_REQUIRED WORK:_ Pull each line containing "HandTrackingNew" out of the listing below.

──────── INPUT DATA

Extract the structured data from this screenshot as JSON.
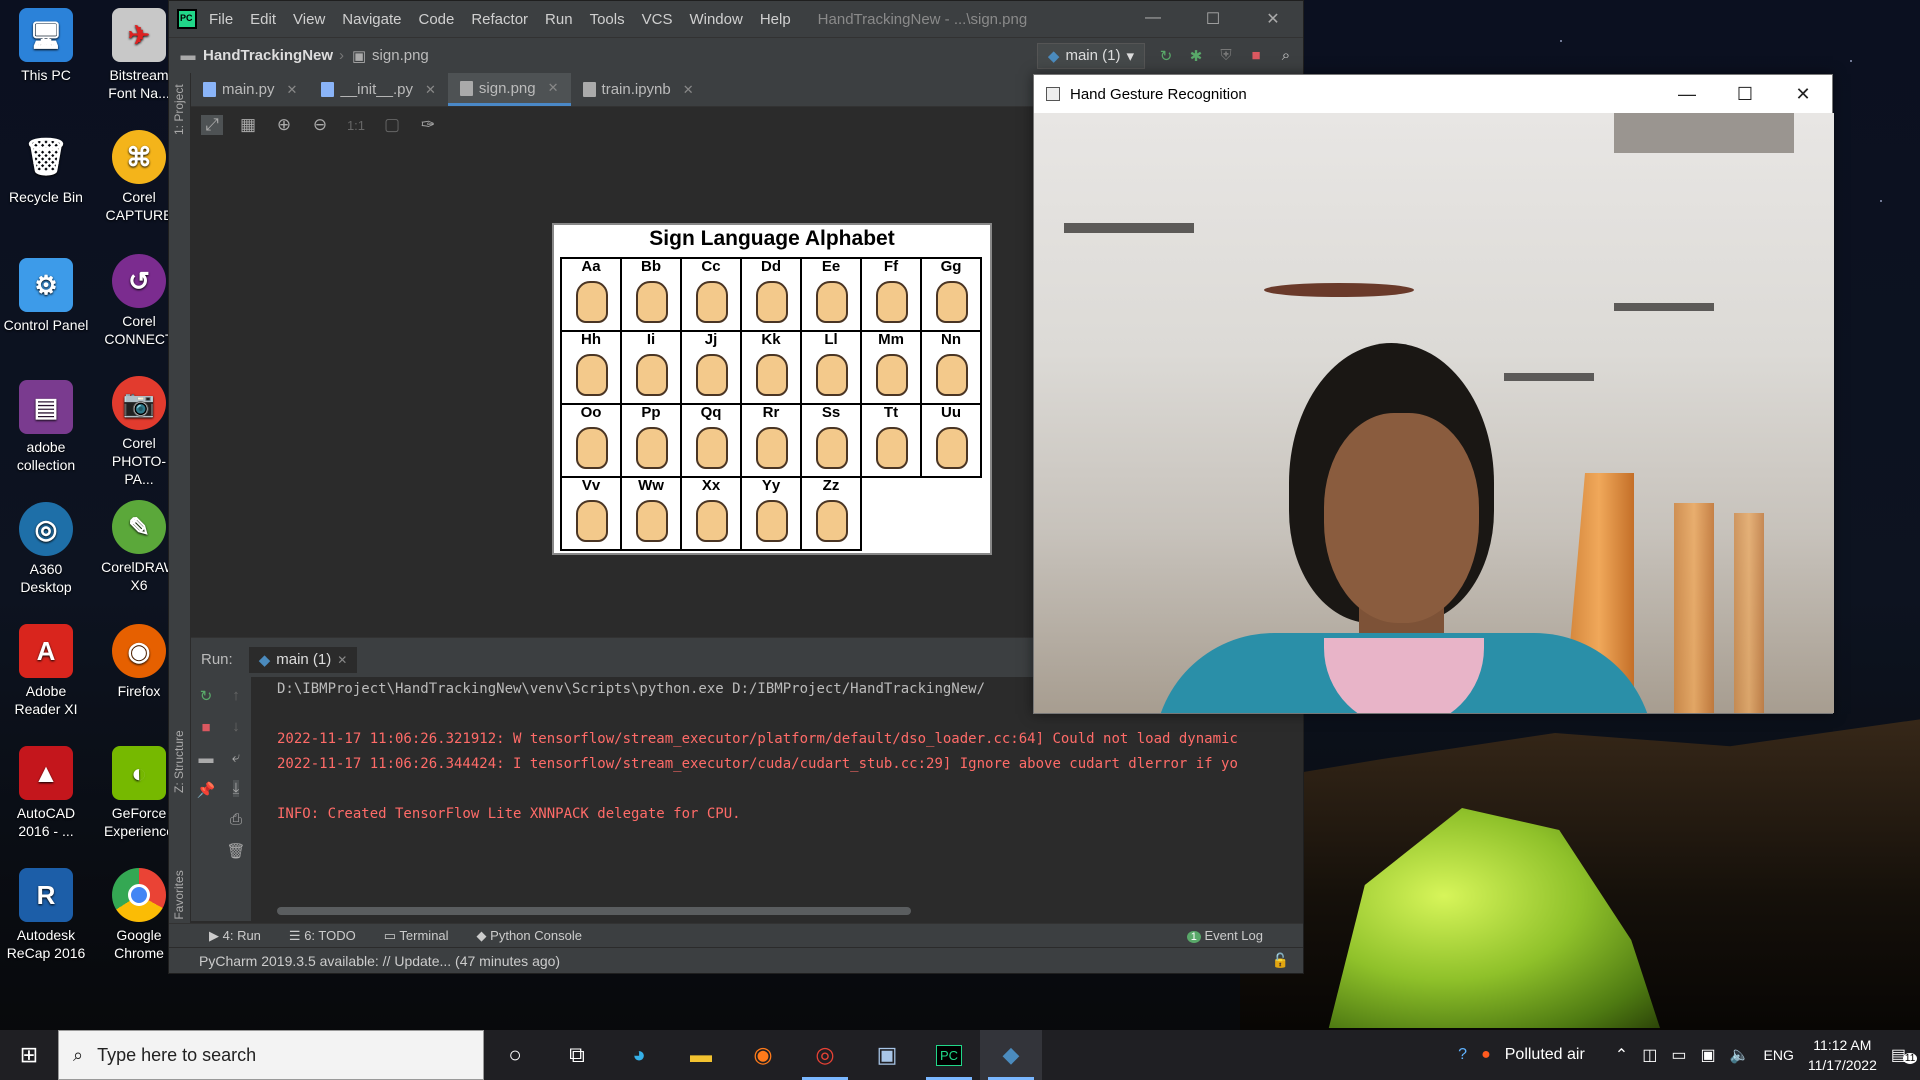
{
  "desktop": {
    "icons": [
      {
        "label": "This PC"
      },
      {
        "label": "Bitstream Font Na..."
      },
      {
        "label": "Recycle Bin"
      },
      {
        "label": "Corel CAPTURE"
      },
      {
        "label": "Control Panel"
      },
      {
        "label": "Corel CONNECT"
      },
      {
        "label": "adobe collection"
      },
      {
        "label": "Corel PHOTO-PA..."
      },
      {
        "label": "A360 Desktop"
      },
      {
        "label": "CorelDRAW X6"
      },
      {
        "label": "Adobe Reader XI"
      },
      {
        "label": "Firefox"
      },
      {
        "label": "AutoCAD 2016 - ..."
      },
      {
        "label": "GeForce Experience"
      },
      {
        "label": "Autodesk ReCap 2016"
      },
      {
        "label": "Google Chrome"
      }
    ]
  },
  "ide": {
    "menu": [
      "File",
      "Edit",
      "View",
      "Navigate",
      "Code",
      "Refactor",
      "Run",
      "Tools",
      "VCS",
      "Window",
      "Help"
    ],
    "window_title": "HandTrackingNew - ...\\sign.png",
    "breadcrumb": {
      "project": "HandTrackingNew",
      "file": "sign.png"
    },
    "run_config": "main (1)",
    "tabs": [
      {
        "label": "main.py"
      },
      {
        "label": "__init__.py"
      },
      {
        "label": "sign.png"
      },
      {
        "label": "train.ipynb"
      }
    ],
    "side_labels": {
      "project": "1: Project",
      "structure": "Z: Structure",
      "favorites": "2: Favorites"
    },
    "image_toolbar_zoom": "1:1",
    "image": {
      "title": "Sign Language Alphabet",
      "letters": [
        "Aa",
        "Bb",
        "Cc",
        "Dd",
        "Ee",
        "Ff",
        "Gg",
        "Hh",
        "Ii",
        "Jj",
        "Kk",
        "Ll",
        "Mm",
        "Nn",
        "Oo",
        "Pp",
        "Qq",
        "Rr",
        "Ss",
        "Tt",
        "Uu",
        "Vv",
        "Ww",
        "Xx",
        "Yy",
        "Zz"
      ]
    },
    "run": {
      "label": "Run:",
      "tab": "main (1)",
      "console": [
        "D:\\IBMProject\\HandTrackingNew\\venv\\Scripts\\python.exe D:/IBMProject/HandTrackingNew/",
        "",
        "2022-11-17 11:06:26.321912: W tensorflow/stream_executor/platform/default/dso_loader.cc:64] Could not load dynamic",
        "2022-11-17 11:06:26.344424: I tensorflow/stream_executor/cuda/cudart_stub.cc:29] Ignore above cudart dlerror if yo",
        "",
        "INFO: Created TensorFlow Lite XNNPACK delegate for CPU."
      ]
    },
    "bottom_tabs": {
      "run": "4: Run",
      "todo": "6: TODO",
      "terminal": "Terminal",
      "python_console": "Python Console",
      "event_log": "Event Log",
      "event_count": "1"
    },
    "status": "PyCharm 2019.3.5 available: // Update... (47 minutes ago)"
  },
  "gesture_window": {
    "title": "Hand Gesture Recognition"
  },
  "taskbar": {
    "search_placeholder": "Type here to search",
    "weather": "Polluted air",
    "language": "ENG",
    "time": "11:12 AM",
    "date": "11/17/2022",
    "notifications": "11"
  },
  "colors": {
    "ide_bg": "#2b2b2b",
    "error_text": "#ff6b68",
    "accent": "#4a88c7"
  }
}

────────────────

_ANSWER FOR THIS EXERCISE:_
    "window_title": "HandTrackingNew - ...\\sign.png",
      "project": "HandTrackingNew",
        "D:\\IBMProject\\HandTrackingNew\\venv\\Scripts\\python.exe D:/IBMProject/HandTrackingNew/",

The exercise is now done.